A report from Accenture found that first quarter 2016 investment in fintech ventures reached $5.3bn, a 67% increase over the same period last year.
According to the report, collaborative fintech ventures are gaining ground over disruptive players that have entered the market in order to compete against the incumbent organisation.
In 2010 the funding for collaborative fintech ventures accounted for 38% of all fintech investment and this grew to 44% of total funding in 2015. Even those that enter the market as disruptors often find themselves collaborating with the established names through investments, acquisitions and alliances.
This is highlighted by BBVA’s decision to buy a stake in Atom Bank worth $67 million.

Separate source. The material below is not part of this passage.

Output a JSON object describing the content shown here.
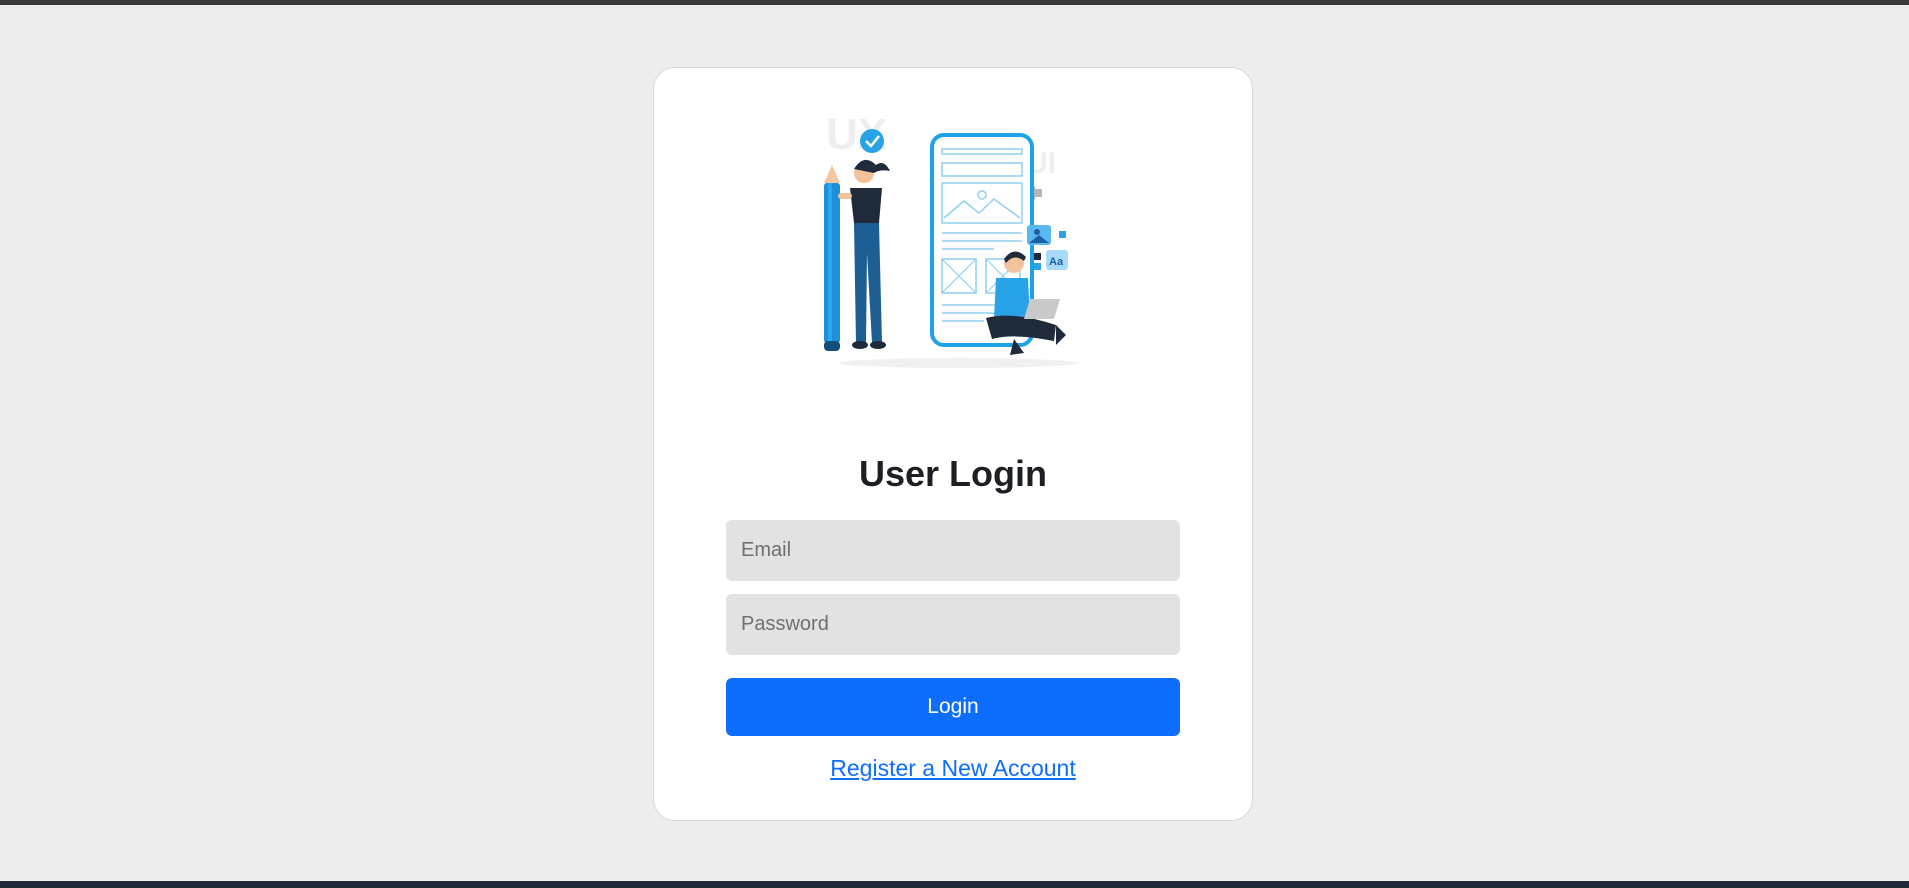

What this highlights is that there is certainly interest from both sides in collaborating, whether or not they at first start out as rivals.
If banks decide to go down the M&A route the question should be asked whether it is good for the market. Fintechs’ have brought disruption and innovation to a market that was stagnant and there is the risk that a spate of acquisitions could remove that innovation.
Purcell doesn’t feel that this is the case, saying: "The risk of all these companies being bought and squashed is less because they (banks) need to make this change; they’re not doing it because they want to, they’re doing it because they have to."
However, he does say that there is a risk that when companies get acquired they lose the innovation that made them.
With increased regulatory and customer pressure demanding change, banks have to act, which means they are more likely to utilise the innovation from fintechs’ than to waste it.